(This is a current page, from the Patterns of Power Edition 3 book contents. An archived copy of this page is held at https://www.patternsofpower.org/edition03/6751.htm)
Resource shortages can mostly be solved by trade and technology (3.2.6), but the economic power associated with the possession of resources can be manipulated for political advantage. Russia, for example, was able to put pressure on the government of Belarus by raising energy prices – as reported in an Economist article from 8 February 2007, headed Desperate in Belarus.
Although water shortages can be overcome by desalination of seawater, this is expensive and not every country has access to the sea. Where rivers flow through more than one country, there is the possibility of conflict over how much water is extracted by each. For example, The Economist published an article On 19 November 2011, entitled South Asia’s water, which reported that “A growing rivalry between India, Pakistan and China over the region’s great rivers may be threatening South Asia’s peace”. As noted in IPPR’s Water Security Brief in May 2010, resolving such conflicts might be a matter for international courts (126.96.36.199), or for the UN to act as an arbitrator (188.8.131.52).
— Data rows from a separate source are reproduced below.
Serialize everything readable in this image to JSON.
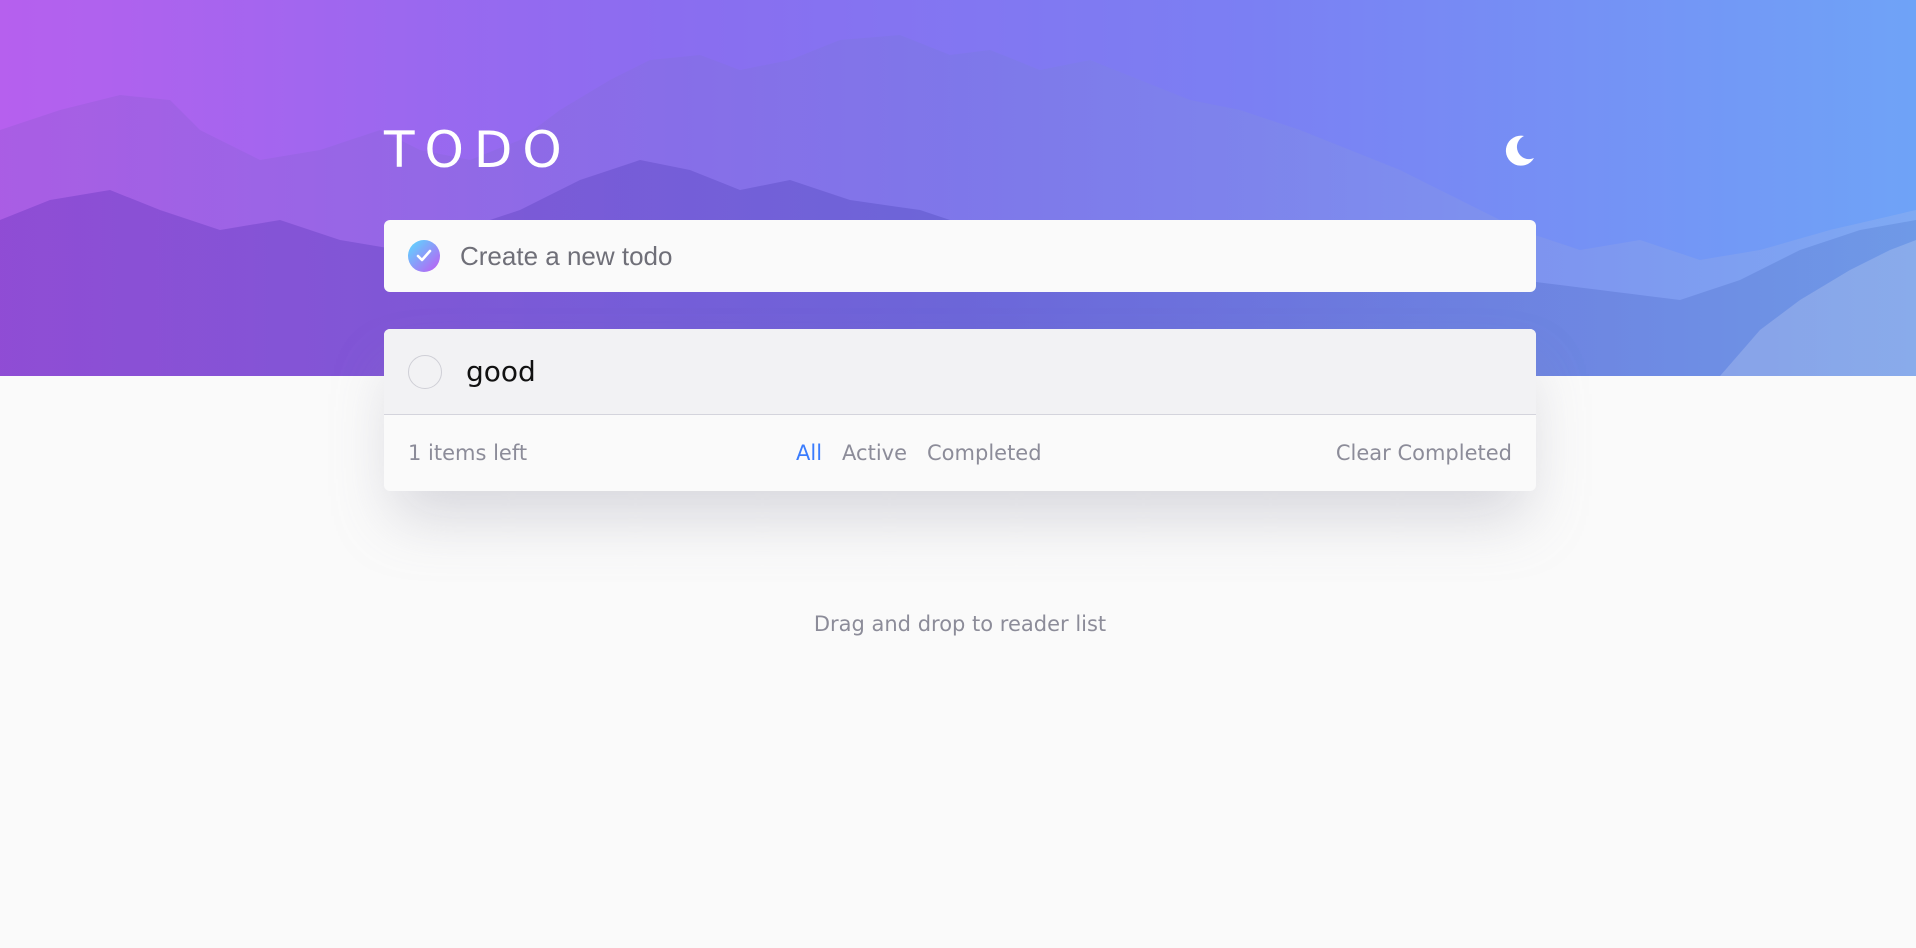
{
  "header": {
    "title": "TODO",
    "theme_toggle_icon": "moon-icon"
  },
  "new_todo": {
    "placeholder": "Create a new todo",
    "value": "",
    "icon": "check-icon",
    "accent_gradient": [
      "#57ddff",
      "#c058f3"
    ]
  },
  "todos": [
    {
      "text": "good",
      "completed": false
    }
  ],
  "footer": {
    "items_left": "1 items left",
    "filters": [
      {
        "label": "All",
        "active": true
      },
      {
        "label": "Active",
        "active": false
      },
      {
        "label": "Completed",
        "active": false
      }
    ],
    "clear_label": "Clear Completed"
  },
  "hint": "Drag and drop to reader list",
  "colors": {
    "active_filter": "#3a7cfd",
    "muted_text": "#8c8c99",
    "background": "#fafafa"
  }
}
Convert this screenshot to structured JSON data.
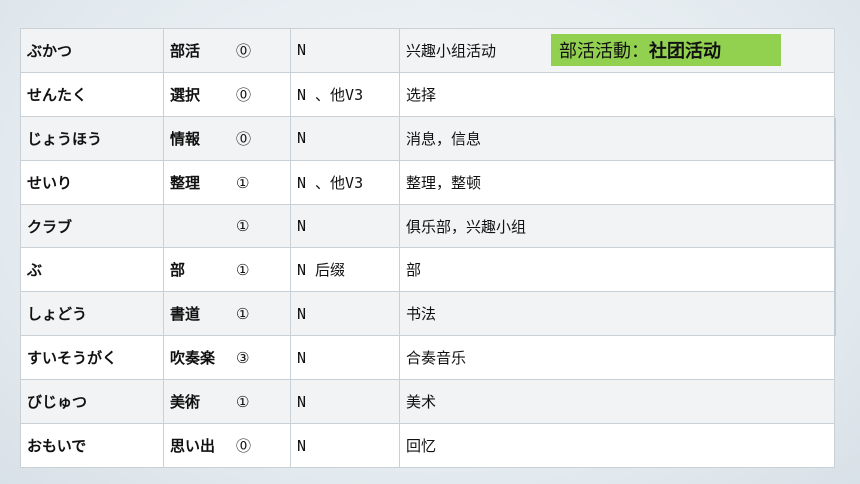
{
  "rows": [
    {
      "reading": "ぶかつ",
      "kanji": "部活",
      "accent": "⓪",
      "pos": "N",
      "meaning": "兴趣小组活动"
    },
    {
      "reading": "せんたく",
      "kanji": "選択",
      "accent": "⓪",
      "pos": "N 、他V3",
      "meaning": "选择"
    },
    {
      "reading": "じょうほう",
      "kanji": "情報",
      "accent": "⓪",
      "pos": "N",
      "meaning": "消息，信息"
    },
    {
      "reading": "せいり",
      "kanji": "整理",
      "accent": "①",
      "pos": "N 、他V3",
      "meaning": "整理，整顿"
    },
    {
      "reading": "クラブ",
      "kanji": "",
      "accent": "①",
      "pos": "N",
      "meaning": "俱乐部，兴趣小组"
    },
    {
      "reading": "ぶ",
      "kanji": "部",
      "accent": "①",
      "pos": "N 后缀",
      "meaning": "部"
    },
    {
      "reading": "しょどう",
      "kanji": "書道",
      "accent": "①",
      "pos": "N",
      "meaning": "书法"
    },
    {
      "reading": "すいそうがく",
      "kanji": "吹奏楽",
      "accent": "③",
      "pos": "N",
      "meaning": "合奏音乐"
    },
    {
      "reading": "びじゅつ",
      "kanji": "美術",
      "accent": "①",
      "pos": "N",
      "meaning": "美术"
    },
    {
      "reading": "おもいで",
      "kanji": "思い出",
      "accent": "⓪",
      "pos": "N",
      "meaning": "回忆"
    }
  ],
  "note": {
    "term": "部活活動：",
    "definition": "社团活动"
  },
  "colors": {
    "note_bg": "#92d050",
    "row_alt": "#f1f3f4",
    "border": "#c9d1d6"
  }
}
Food shortages have occurred, at least partly because of the misuse of water according to an Economist article on 18 September 2008, entitled Water for farming.
The inappropriate delivery of humanitarian aid has been another problem, because it undermines local agricultural economies, and the entire Western policy towards developing countries needs to be re-evaluated (3.5.8).
It is important to resolve these problems of resource shortages, because otherwise they could lead to large-scale migrations of population – or some countries might take the law into their own hands and use military force (7.3.1).